[Requirement]
Count the lines below in which "title" appears, then give that number by itself.

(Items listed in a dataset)
==========

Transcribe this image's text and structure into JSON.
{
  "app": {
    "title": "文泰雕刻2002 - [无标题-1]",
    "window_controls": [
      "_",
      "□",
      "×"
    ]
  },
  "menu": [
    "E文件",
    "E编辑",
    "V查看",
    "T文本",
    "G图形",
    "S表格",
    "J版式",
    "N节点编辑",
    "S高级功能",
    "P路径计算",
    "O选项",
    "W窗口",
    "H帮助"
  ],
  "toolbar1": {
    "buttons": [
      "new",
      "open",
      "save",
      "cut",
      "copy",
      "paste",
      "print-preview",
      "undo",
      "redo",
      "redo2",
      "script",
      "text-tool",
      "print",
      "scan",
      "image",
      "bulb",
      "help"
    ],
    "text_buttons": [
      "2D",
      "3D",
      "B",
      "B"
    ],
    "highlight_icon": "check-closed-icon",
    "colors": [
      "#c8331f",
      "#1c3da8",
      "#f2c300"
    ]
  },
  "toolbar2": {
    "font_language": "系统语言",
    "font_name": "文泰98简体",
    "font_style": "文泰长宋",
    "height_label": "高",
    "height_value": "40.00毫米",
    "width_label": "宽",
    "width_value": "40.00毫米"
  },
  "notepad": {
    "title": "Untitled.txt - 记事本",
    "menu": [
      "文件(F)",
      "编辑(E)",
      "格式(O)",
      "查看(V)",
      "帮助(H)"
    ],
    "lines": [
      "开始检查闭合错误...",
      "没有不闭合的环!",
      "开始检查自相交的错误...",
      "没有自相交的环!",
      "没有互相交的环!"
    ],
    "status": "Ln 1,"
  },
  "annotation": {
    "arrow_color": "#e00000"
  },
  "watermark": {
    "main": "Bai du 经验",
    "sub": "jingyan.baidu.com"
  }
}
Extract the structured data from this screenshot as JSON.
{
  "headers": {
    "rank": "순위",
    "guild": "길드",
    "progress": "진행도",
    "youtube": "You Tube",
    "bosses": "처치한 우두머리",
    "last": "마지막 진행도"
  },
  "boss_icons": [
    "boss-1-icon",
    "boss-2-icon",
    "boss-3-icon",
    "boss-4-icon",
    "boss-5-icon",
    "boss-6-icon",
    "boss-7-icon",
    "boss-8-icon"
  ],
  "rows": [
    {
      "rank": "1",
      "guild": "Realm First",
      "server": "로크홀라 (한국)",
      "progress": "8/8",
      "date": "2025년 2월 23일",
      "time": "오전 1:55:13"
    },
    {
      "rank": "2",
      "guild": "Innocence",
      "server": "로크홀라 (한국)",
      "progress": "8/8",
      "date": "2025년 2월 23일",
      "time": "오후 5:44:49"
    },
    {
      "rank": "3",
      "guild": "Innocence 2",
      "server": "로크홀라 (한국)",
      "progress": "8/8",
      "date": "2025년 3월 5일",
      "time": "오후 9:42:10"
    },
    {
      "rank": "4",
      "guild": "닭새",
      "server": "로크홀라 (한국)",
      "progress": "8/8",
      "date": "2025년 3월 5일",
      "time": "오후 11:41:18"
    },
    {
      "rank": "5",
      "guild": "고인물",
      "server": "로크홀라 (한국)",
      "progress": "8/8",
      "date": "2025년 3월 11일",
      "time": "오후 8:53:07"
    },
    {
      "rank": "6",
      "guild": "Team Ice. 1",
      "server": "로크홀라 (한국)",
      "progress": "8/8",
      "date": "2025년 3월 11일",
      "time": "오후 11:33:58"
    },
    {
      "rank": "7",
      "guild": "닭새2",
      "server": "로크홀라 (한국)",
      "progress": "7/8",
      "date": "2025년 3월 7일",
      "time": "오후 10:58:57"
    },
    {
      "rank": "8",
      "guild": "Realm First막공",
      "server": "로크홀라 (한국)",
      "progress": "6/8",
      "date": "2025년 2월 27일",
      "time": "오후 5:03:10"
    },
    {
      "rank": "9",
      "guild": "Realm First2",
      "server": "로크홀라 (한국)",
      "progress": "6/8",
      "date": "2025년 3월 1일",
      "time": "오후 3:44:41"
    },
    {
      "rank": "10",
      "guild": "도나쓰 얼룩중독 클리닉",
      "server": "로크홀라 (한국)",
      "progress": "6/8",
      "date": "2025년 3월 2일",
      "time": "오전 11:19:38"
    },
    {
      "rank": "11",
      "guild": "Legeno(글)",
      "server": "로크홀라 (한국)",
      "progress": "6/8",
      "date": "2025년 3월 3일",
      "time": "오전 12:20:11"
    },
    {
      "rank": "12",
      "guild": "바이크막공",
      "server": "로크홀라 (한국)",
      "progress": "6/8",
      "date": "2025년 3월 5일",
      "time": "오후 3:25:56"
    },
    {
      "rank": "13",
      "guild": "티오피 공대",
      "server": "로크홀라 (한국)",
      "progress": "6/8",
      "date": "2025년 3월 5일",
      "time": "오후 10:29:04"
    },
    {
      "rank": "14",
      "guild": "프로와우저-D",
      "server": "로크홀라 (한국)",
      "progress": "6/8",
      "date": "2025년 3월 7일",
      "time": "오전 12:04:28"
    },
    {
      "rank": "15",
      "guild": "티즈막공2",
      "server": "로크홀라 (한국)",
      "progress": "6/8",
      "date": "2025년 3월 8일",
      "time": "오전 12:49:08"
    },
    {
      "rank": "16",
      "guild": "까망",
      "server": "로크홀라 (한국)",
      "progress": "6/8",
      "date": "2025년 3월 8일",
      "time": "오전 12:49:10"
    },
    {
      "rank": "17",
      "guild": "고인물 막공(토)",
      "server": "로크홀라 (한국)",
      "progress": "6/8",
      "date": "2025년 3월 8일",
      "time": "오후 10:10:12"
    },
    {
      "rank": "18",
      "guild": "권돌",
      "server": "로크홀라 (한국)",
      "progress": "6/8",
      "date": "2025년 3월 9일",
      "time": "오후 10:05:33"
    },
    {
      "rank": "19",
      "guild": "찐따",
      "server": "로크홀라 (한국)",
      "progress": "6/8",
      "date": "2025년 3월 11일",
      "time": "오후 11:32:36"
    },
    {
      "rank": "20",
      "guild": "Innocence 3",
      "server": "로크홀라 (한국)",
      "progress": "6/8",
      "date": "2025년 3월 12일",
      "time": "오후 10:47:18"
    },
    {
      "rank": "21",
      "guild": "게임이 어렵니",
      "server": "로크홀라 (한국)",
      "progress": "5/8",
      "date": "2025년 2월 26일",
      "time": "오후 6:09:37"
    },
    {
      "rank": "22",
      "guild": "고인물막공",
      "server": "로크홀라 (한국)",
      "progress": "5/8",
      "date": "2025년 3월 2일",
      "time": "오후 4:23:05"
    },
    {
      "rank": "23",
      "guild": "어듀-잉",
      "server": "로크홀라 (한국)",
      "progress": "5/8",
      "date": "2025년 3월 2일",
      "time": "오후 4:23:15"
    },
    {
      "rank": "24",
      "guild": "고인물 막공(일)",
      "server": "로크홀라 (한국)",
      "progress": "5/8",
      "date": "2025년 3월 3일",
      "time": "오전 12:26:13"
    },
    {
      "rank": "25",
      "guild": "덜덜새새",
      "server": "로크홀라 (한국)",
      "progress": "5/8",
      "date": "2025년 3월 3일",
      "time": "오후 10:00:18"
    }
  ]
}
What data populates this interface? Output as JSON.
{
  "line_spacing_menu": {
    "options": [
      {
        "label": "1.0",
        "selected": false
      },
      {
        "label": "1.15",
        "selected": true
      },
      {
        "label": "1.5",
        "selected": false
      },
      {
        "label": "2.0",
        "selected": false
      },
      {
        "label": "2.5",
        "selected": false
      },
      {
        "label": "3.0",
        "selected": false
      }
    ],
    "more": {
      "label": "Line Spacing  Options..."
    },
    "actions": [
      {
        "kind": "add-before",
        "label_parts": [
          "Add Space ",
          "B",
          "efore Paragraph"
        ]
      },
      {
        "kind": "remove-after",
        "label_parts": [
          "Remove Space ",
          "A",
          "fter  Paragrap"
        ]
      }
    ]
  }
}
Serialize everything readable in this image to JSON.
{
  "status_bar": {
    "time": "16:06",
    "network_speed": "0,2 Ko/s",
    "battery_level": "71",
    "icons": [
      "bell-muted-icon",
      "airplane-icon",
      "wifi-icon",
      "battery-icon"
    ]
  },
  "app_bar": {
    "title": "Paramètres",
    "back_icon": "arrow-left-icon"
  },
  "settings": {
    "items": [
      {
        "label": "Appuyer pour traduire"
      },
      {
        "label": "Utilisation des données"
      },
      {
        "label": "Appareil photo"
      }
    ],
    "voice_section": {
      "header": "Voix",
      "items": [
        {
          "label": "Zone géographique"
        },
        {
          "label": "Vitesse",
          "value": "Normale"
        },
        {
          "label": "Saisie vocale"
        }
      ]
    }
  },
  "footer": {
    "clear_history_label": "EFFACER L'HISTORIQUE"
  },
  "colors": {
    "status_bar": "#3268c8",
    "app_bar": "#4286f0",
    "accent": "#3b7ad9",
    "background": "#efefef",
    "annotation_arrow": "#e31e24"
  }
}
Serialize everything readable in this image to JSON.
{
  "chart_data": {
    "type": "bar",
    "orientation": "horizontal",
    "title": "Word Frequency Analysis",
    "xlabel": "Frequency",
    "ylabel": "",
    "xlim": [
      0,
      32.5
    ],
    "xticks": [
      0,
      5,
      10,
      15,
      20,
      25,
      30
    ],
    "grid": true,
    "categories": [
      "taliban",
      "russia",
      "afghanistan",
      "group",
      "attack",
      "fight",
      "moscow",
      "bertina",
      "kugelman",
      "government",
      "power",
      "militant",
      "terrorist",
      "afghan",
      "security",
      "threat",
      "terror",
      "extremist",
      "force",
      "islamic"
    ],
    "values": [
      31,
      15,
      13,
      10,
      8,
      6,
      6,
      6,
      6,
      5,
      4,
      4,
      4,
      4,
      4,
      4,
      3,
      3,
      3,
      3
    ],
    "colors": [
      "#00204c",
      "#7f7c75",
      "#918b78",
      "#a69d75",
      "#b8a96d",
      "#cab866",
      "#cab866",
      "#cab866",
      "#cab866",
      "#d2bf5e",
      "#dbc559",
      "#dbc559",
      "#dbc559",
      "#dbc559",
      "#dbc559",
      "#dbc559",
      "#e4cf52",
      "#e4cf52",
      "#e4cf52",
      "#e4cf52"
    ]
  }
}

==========

[Output below]
4